__EXERCISE BRIEF__
Copy, from the data below, every line that has "date" in it.

__WORKING DATA__

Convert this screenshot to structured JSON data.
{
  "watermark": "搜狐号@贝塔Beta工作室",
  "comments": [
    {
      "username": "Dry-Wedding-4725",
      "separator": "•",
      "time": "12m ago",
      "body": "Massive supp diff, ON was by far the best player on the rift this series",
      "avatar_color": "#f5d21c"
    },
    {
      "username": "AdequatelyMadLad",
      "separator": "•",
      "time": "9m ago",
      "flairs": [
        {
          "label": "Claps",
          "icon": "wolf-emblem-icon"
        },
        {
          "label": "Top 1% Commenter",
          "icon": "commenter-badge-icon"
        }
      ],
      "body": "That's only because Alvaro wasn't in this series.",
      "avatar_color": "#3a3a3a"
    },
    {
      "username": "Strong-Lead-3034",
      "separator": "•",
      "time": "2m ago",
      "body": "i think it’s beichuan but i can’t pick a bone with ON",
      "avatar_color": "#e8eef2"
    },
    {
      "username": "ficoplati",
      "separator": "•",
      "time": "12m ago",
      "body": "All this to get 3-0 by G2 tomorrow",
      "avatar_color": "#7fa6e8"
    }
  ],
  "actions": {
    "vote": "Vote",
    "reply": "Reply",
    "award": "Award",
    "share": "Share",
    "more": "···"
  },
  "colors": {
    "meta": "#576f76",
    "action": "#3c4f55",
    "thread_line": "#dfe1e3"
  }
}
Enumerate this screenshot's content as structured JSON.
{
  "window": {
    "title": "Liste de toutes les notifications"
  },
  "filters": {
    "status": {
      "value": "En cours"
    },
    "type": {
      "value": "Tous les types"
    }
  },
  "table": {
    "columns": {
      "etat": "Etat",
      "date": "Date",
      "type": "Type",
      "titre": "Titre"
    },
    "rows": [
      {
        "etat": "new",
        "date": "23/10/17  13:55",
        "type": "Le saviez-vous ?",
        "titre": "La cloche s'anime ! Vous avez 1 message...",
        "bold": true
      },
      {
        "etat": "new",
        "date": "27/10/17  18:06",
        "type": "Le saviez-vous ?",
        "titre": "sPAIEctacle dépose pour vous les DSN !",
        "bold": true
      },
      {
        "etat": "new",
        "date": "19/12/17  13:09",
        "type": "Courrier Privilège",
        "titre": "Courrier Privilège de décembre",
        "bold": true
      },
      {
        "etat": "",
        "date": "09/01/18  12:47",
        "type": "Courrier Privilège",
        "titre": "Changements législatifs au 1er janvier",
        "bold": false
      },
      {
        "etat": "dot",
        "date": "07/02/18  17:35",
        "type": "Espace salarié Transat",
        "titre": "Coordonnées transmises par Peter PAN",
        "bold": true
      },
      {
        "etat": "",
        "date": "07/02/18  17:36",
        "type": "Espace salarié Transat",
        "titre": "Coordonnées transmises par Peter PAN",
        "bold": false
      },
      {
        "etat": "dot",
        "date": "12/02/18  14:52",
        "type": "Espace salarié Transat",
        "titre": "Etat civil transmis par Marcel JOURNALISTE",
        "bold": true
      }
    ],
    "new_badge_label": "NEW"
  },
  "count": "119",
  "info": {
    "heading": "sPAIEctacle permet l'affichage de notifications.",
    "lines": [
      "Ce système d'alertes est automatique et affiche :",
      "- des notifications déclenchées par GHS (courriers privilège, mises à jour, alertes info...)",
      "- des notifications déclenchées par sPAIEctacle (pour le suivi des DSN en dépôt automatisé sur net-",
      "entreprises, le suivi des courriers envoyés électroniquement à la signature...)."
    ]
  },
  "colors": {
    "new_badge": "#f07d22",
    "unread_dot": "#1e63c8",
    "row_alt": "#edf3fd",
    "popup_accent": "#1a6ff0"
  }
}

__OUTPUT FOR THIS EXERCISE__
      "date": "Date",
        "date": "23/10/17  13:55",
        "date": "27/10/17  18:06",
        "date": "19/12/17  13:09",
        "date": "09/01/18  12:47",
        "date": "07/02/18  17:35",
        "date": "07/02/18  17:36",
        "date": "12/02/18  14:52",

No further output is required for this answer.